The Watchdog.org Virginia bureau wrote today about an in-depth investigation into what Virginia does to prevent poor-people welfare recipients from using public monies to go to strip clubs.
That’s right. If you’re on poor-people welfare in Virginia, you could use your $257 monthly stipend to purchase a lap dance, booze, tobacco, whatever, with impunity.
Those on rich-people welfare can also purchase lap dances, booze, tobacco and whatever, too, but nobody really cares about what rich people who get richer because of public policies that redistribute wealth from the poor, working and middle classes upward do with their money.
Back to the important story about poor-people welfare abuse: Reviews of Temporary Assistance to Needy Families payments in Maine and Tennessee revealed transactions at Strip Clubs and Disney World. And so it was that Watchdog.org’s Virginia bureau requested information under the Virginia Freedom of Information Act for records related to welfare recipient spending in the Commonwealth.
The response was that Virginia does not collect such information. Then it gets worse: there aren’t any penalties on the books to enforce restricted uses of welfare monies.
These prohibitions took effect July 1 of last year thanks to a bill patroned by Harrisonburg Republican Del. Tony Wilt.
So folks on poor-people welfare can go to strip clubs, casinos, ABC stores, wherever, and use the paltry sums that they get monthly through TANF to fund their good times.
As to whether the rest of us should be spending money at strip clubs, casinos, ABC stores, wherever, well, it is a free country, and we’d hate to stifle anyone’s opportunity to make money selling lap dances, rolls of the dice, liquor and the like.
That’s not what we’re supposed to be mad about.
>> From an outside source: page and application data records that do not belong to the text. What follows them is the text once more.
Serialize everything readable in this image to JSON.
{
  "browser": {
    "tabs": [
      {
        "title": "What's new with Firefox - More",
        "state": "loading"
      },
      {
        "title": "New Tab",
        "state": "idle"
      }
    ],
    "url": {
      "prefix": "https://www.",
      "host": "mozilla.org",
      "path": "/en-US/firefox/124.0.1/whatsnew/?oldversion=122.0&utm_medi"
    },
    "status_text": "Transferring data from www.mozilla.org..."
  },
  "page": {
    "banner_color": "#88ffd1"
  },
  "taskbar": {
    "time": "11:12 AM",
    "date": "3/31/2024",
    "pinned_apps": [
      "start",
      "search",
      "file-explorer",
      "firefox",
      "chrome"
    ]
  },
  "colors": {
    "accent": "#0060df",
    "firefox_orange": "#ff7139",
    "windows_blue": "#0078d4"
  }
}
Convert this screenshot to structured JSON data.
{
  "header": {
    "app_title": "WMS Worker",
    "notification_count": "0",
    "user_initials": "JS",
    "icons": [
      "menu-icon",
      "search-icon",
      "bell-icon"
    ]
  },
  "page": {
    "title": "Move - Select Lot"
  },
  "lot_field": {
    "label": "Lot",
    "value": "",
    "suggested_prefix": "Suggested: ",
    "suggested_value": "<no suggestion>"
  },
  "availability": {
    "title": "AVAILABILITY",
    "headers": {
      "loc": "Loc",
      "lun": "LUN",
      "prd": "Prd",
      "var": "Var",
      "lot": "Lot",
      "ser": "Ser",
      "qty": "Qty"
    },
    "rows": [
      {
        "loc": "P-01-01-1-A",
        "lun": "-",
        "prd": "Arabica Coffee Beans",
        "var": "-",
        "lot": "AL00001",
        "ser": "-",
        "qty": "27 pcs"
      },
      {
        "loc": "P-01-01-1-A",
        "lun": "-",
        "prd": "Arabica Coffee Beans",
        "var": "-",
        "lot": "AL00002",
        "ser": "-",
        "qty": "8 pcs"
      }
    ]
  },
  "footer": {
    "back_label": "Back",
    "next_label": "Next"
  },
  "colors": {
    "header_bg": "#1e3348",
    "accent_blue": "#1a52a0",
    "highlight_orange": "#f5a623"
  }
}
We’re supposed to be mad about how we give poor people public money, and how some of them squander it. Don’t pay attention to how we give rich people a lot more public money, through tax breaks, business development grants, sweetheart land deals and the like, and they squander it, but that’s OK, because they earned it, sorta, kinda.
Column by Chris Graham